>C-2A Greyhound of fleet logistics support squadron VRC-40 Rawhides in flight on 29 October 2009. | Photo: US Navy
A related development of the E-2, the C-2A Greyhound (commonly called "COD") was designed to deliver large cargo like jet engines to aircraft carriers underway. First flow in 1964, the C-2 shares the wings and tail of the Hawkeye, but has a widened fuselage with loading ramp. The COD was accepted into USN service in 1966, and in 1984 a new production run was ordered, with older models being phased out by 1987. In the early 2000s the fleet underwent a service life extension program (SLEP) which reinforced the center wing section, increasing projected life to 15,000 hours. The SLEP also added the engines and props from the E-2D, GPS and a ground proximity warning system, and crash-survivable Black Box flight data recorders. As with the E-2, the Greyhound was to be replaced by the CSA, but as that program faltered the Navy considered either contracting NG for a new run of C-2s, an expanded transport variant of the Lockheed S-3 Viking, or the Bell/Boeing MV-22. The Navy selected the V-22, with deliveries of the CMV-2B beginning in 2020.
>The first Bell-Boeing CMV-22B Osprey is shown during a reveal ceremony on 7 February 2020. | Photo: US Navy
ttyymmnn last edited by ttyymmnn
When I was living in Norfolk, I'd see E-2s overhead every single day. I think they were based at NAS Norfolk, while the fighter wings flew out of NAS Oceana. Seeing all that Navy air is what pushed me over the edge into airplane madness.
Boomers: hunt for subs with carrier-based aircraft
Zoomers: hunt for subs by asking you to sub in every video
ttyymmnn last edited by

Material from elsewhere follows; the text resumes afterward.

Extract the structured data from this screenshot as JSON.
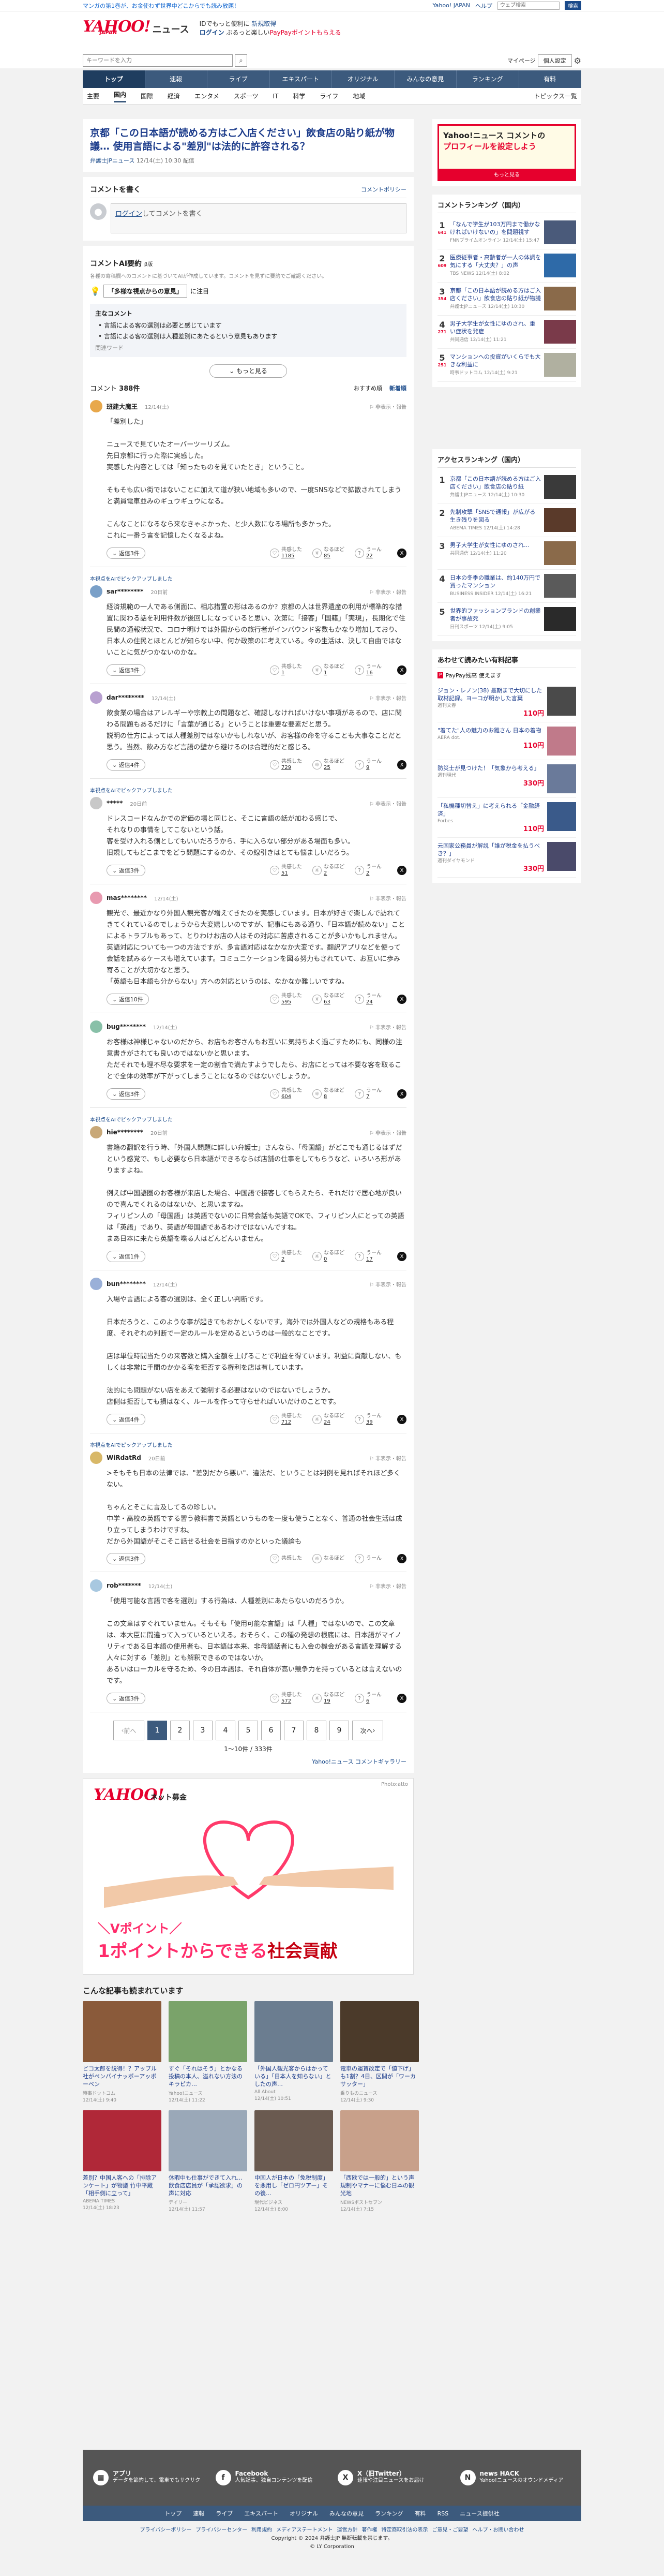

@skyfire77 Derp. I saw E-2s. not E-3s. Rarely ever saw one of those outside an air show.
jayvincent last edited by
@skyfire77 I've seen the WE-2 Tracer in person a couple of times (If memory serves, at the Air Force Museum in Dayton and at the USS Intrepid museum in NYC) and they are even more un-aerodynamic looking in person. By comparison, the E2D is poetry in flight and will probably be the last Grumman designed bird still flying (if you don't count the Ag-cat which will live forever in general aviation).
Thanks for the post, it warms the magnetos of all those ex-Grummanites living out their retirement in sunny Florida, and mine, too!

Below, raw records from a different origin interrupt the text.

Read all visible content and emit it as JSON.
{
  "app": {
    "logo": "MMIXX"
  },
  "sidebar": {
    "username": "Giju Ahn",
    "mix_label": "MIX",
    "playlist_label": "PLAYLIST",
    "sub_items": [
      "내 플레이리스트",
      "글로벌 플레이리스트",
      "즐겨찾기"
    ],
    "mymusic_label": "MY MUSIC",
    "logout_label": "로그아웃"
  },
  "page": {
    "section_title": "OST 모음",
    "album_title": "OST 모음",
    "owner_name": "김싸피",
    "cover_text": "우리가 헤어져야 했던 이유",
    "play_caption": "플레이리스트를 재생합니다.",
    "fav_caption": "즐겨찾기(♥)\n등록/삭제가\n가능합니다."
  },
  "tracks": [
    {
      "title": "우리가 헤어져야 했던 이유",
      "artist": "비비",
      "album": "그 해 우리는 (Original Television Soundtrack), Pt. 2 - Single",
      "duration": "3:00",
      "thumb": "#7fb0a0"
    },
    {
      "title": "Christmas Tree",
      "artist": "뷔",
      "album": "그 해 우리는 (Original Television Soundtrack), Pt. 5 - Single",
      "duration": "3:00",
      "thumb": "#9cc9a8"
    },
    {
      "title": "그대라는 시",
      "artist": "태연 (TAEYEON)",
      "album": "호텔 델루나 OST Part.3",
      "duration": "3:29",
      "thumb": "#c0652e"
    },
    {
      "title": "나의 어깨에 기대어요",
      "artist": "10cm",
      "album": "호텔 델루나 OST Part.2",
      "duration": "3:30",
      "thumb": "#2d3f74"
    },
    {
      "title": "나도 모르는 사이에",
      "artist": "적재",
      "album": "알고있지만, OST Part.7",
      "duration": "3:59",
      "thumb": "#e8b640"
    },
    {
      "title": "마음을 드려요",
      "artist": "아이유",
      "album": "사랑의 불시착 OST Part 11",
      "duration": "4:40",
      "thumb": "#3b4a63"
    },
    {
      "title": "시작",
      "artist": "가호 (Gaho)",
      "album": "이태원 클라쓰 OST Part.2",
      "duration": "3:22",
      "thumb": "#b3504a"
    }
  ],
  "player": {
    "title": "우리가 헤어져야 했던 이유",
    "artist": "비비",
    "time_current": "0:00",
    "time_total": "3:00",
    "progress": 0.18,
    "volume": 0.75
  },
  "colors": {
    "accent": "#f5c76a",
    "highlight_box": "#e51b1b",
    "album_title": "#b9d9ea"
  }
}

Skyfire77 last edited by
@jayvincent Thanks, I'm glad to see so many av fans here, and it's interesting to hear personal memories of the subjects of my little ramblings.
I plan on doing more Grumman products in the future; there's a long history of great designs there, some of which need some love too.